Recommendations for improvement
Three relatively simple and quick improvements could change the Major Group Scientific and Technological Community from being a part of the problem into a stepping stone to a more systemic and fundamental improvement of the post-2015 science-policy interface.
1. A stronger voice
In a Q&A with SciDev.Net, Jeffrey Sachs said “because this is a noisy world, scientists need to find ways to make sure they are heard (…) [in] a world that has every capacity to ignore the scientific evidence (…)”. A stronger, more permanent presence and the use of buttonholing specialists (lobbyists, if you like) and science communicators would make a real difference already.
2. A sharper timbre
Too often, the interventions are politically safe and non-specific calls for action (“one of the biggest challenges of our time”) or general statements not directly linked to the agenda item on the table. How can we expect policymakers to distinguish this tone in the cacophony of interest groups? A concentration on the unique selling point — high quality scientific knowledge — is needed.
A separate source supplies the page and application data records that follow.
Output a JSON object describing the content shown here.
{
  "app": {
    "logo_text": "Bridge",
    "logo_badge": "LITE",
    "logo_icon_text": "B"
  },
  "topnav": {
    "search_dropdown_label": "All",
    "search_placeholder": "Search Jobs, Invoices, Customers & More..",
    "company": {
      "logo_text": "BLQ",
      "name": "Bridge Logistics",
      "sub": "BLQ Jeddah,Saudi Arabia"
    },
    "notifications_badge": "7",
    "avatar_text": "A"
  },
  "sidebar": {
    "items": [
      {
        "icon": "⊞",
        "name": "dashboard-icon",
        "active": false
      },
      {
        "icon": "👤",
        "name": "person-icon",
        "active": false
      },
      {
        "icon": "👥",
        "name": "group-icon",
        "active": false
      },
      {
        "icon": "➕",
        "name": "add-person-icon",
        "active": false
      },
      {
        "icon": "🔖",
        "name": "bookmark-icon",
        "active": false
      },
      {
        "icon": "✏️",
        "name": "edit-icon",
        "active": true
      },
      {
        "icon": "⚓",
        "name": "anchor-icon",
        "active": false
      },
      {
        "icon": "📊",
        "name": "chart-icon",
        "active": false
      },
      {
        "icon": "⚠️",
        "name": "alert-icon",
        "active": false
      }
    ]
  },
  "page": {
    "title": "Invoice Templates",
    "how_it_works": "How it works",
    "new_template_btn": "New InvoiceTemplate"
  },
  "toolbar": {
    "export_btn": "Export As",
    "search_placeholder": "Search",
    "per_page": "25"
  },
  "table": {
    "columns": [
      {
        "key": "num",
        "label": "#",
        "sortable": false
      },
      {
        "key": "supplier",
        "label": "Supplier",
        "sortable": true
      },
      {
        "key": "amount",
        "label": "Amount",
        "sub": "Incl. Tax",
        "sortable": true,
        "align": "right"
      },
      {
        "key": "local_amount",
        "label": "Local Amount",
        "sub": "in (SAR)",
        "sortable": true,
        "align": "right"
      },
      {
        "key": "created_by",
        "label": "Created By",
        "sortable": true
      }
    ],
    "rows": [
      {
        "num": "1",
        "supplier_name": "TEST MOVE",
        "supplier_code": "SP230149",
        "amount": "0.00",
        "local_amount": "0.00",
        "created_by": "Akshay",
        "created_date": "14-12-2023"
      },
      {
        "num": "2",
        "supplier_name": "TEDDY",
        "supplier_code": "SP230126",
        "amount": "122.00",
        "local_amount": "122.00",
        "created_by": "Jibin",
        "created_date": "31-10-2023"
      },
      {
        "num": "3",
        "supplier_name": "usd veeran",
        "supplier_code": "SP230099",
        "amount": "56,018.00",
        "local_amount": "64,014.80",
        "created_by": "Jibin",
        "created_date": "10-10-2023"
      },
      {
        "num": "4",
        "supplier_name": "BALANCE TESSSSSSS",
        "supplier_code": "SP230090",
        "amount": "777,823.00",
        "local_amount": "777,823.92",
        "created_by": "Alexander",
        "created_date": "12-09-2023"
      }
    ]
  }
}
3. A better tone
Although we know from research that policymakers are more likely to listen to opportunities than constraints, too often the interventions have been about bleak futures beyond planetary boundaries instead of those research findings and technological innovations that could help achieve a better Anthropocene.
Sure, these are just incremental improvements that neither address underlying structural deficits nor significantly and systemically advance and change the role, quality and impact of the scientific community in the science-policy interface for the implementation of the post-2015 development agenda.
However, with only 15 years to go to achieve the Sustainable Development Goals — not a long time in the scientific realm — we cannot ignore the low hanging fruit.
Ruben Zondervan is the executive director of the Earth System Governance Project, based at the International Project Office hosted by Lund University, Sweden. He is a specialist in international social science research management with experience in policy advisory and analysis, science communication, international network development, fundraising, strategic planning, and project and event management, and has a strong interest in politics of science and science of politics. Twitter: @RZondervan
This article has been produced by SciDev.Net's South-East Asia & Pacific desk.